(Beginning of Records for the exercise)

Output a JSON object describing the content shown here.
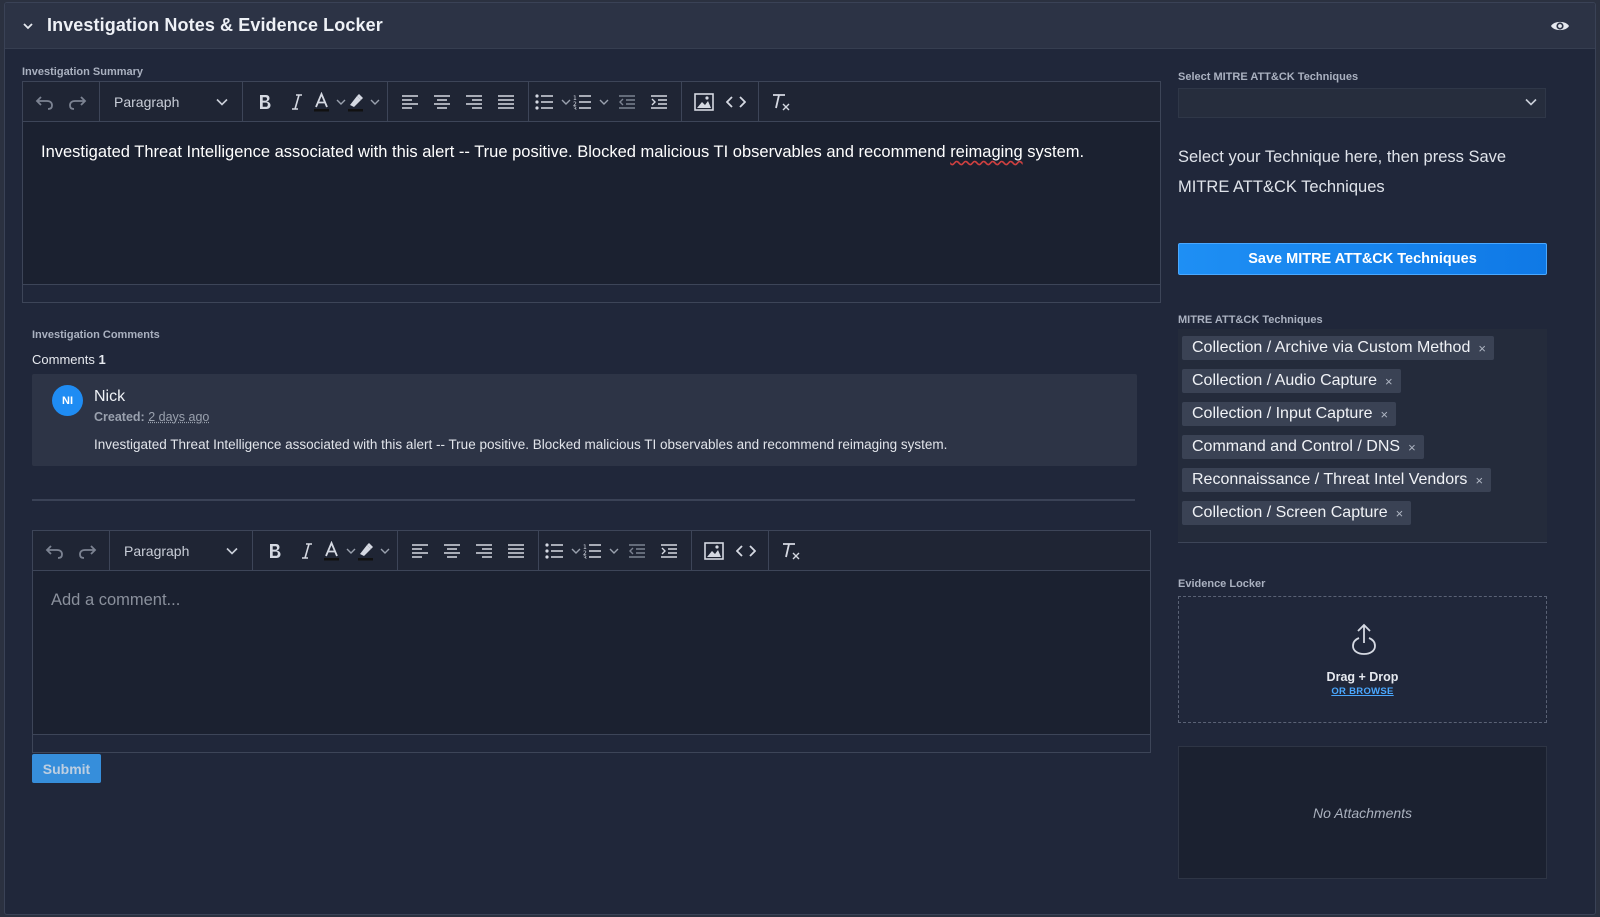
{
  "header": {
    "title": "Investigation Notes & Evidence Locker",
    "eye_icon": "eye-icon",
    "collapse_icon": "chevron-down-icon"
  },
  "summary": {
    "label": "Investigation Summary",
    "block_format": "Paragraph",
    "text_before": "Investigated Threat Intelligence associated with this alert -- True positive.  Blocked malicious TI observables and recommend ",
    "text_misspelled": "reimaging",
    "text_after": " system."
  },
  "comments": {
    "label": "Investigation Comments",
    "count_label": "Comments",
    "count": "1",
    "items": [
      {
        "initials": "NI",
        "author": "Nick",
        "created_label": "Created:",
        "created_ago": "2 days ago",
        "text": "Investigated Threat Intelligence associated with this alert -- True positive.  Blocked malicious TI observables and recommend reimaging system."
      }
    ],
    "editor": {
      "block_format": "Paragraph",
      "placeholder": "Add a comment..."
    },
    "submit_label": "Submit"
  },
  "mitre": {
    "select_label": "Select MITRE ATT&CK Techniques",
    "select_value": "",
    "help_text": "Select your Technique here, then press Save MITRE ATT&CK Techniques",
    "save_label": "Save MITRE ATT&CK Techniques",
    "list_label": "MITRE ATT&CK Techniques",
    "tags": [
      "Collection / Archive via Custom Method",
      "Collection / Audio Capture",
      "Collection / Input Capture",
      "Command and Control / DNS",
      "Reconnaissance / Threat Intel Vendors",
      "Collection / Screen Capture"
    ],
    "remove_glyph": "×"
  },
  "evidence": {
    "label": "Evidence Locker",
    "drop_text": "Drag + Drop",
    "browse_text": "OR BROWSE",
    "empty_text": "No Attachments"
  },
  "colors": {
    "accent": "#1e8ff4",
    "background": "#20273a",
    "header": "#2c3345"
  }
}
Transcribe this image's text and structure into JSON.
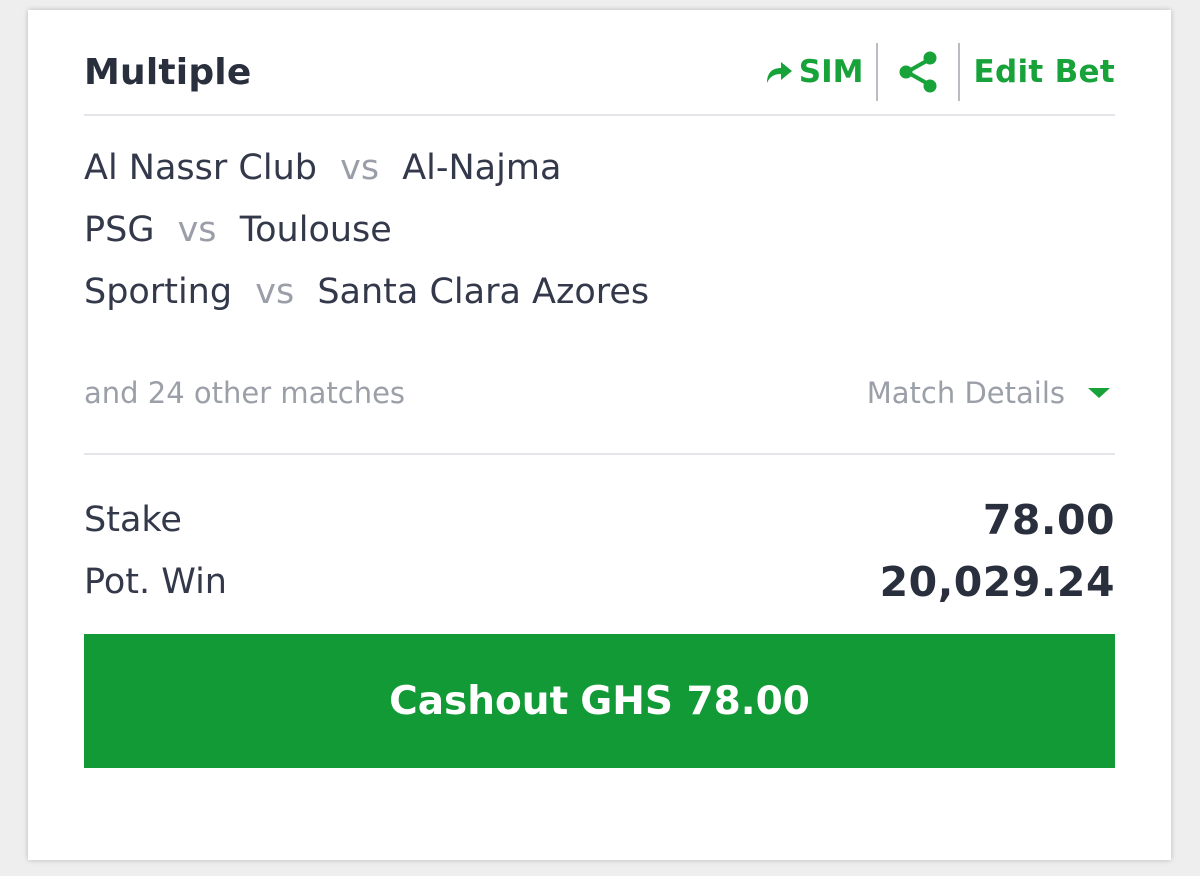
{
  "bet": {
    "title": "Multiple",
    "actions": {
      "sim_label": "SIM",
      "share_icon": "share-icon",
      "edit_label": "Edit Bet"
    },
    "matches": [
      {
        "home": "Al Nassr Club",
        "vs": "vs",
        "away": "Al-Najma"
      },
      {
        "home": "PSG",
        "vs": "vs",
        "away": "Toulouse"
      },
      {
        "home": "Sporting",
        "vs": "vs",
        "away": "Santa Clara Azores"
      }
    ],
    "more_matches": "and 24 other matches",
    "match_details_label": "Match Details",
    "stake_label": "Stake",
    "stake_value": "78.00",
    "potwin_label": "Pot. Win",
    "potwin_value": "20,029.24",
    "cashout": {
      "label": "Cashout",
      "amount": "GHS 78.00"
    }
  },
  "colors": {
    "accent_green": "#17a33a",
    "cashout_bg": "#129a37",
    "text_dark": "#2a2f3d",
    "text_muted": "#9b9fa8"
  }
}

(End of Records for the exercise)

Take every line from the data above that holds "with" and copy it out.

- [Solved exercise]:
    "text_before": "Investigated Threat Intelligence associated with this alert -- True positive.  Blocked malicious TI observables and recommend ",
        "text": "Investigated Threat Intelligence associated with this alert -- True positive.  Blocked malicious TI observables and recommend reimaging system."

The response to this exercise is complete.